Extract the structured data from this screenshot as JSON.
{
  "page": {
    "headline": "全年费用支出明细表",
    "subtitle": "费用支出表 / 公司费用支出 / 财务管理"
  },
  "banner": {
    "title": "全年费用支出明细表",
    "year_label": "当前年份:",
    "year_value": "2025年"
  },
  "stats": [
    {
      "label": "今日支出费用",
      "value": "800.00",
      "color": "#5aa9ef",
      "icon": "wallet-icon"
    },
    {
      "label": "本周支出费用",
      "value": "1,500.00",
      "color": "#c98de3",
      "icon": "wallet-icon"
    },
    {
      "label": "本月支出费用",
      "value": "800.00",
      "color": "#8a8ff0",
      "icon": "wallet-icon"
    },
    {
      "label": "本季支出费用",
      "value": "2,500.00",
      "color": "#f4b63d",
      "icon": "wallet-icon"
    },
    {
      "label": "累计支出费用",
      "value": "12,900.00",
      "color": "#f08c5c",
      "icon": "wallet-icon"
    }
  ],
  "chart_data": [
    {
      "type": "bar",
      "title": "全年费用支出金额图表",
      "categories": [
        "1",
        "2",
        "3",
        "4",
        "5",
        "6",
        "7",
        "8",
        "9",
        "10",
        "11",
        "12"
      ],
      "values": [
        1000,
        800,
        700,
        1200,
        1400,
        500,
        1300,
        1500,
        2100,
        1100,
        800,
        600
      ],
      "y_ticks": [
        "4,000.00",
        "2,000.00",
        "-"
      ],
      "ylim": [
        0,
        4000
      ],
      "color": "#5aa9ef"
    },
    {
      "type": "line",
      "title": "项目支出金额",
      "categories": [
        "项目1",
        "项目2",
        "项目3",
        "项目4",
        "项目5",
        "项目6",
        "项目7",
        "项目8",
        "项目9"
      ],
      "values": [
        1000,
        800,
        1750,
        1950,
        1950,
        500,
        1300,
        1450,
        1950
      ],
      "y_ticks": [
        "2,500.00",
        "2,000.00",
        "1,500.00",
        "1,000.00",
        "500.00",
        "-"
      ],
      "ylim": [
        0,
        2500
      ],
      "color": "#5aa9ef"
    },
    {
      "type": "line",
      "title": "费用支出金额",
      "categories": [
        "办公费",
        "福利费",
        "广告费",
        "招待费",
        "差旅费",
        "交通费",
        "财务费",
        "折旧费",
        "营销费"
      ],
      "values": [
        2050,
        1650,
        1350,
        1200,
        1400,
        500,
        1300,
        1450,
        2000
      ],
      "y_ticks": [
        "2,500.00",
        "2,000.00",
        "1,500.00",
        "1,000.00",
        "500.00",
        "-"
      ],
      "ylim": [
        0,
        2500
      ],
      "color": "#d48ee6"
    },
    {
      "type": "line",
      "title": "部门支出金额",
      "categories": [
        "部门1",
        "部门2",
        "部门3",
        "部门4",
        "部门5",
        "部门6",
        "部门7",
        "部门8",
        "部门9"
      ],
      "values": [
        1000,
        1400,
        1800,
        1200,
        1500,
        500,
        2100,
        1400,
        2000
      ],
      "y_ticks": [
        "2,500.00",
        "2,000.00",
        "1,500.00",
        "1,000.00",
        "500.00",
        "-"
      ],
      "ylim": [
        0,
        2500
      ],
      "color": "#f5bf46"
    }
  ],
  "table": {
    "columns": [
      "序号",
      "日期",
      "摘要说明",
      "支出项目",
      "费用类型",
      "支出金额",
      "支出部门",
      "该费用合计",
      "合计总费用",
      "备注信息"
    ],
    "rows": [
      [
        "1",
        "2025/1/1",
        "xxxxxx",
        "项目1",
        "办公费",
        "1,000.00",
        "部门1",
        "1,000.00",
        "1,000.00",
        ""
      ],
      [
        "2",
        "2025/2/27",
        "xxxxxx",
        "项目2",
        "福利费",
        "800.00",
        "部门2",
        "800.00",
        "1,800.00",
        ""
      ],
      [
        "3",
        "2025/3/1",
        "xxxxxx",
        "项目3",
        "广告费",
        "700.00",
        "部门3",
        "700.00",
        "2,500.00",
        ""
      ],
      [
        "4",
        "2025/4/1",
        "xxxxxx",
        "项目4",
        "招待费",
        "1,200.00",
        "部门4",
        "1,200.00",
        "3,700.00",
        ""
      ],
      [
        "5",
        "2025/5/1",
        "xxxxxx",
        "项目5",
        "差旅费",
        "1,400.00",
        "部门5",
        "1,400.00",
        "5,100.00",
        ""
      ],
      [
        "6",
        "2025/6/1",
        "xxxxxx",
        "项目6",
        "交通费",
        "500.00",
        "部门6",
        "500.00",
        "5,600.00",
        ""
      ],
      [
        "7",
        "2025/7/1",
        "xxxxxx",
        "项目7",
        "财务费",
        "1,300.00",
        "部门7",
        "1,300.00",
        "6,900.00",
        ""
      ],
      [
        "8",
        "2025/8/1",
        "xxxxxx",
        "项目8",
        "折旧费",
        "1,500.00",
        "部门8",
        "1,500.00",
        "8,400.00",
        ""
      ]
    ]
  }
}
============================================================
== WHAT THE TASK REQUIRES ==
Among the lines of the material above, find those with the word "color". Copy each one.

== TASK SOLUTION ==
      "color": "#5aa9ef",
      "color": "#c98de3",
      "color": "#8a8ff0",
      "color": "#f4b63d",
      "color": "#f08c5c",
      "color": "#5aa9ef"
      "color": "#5aa9ef"
      "color": "#d48ee6"
      "color": "#f5bf46"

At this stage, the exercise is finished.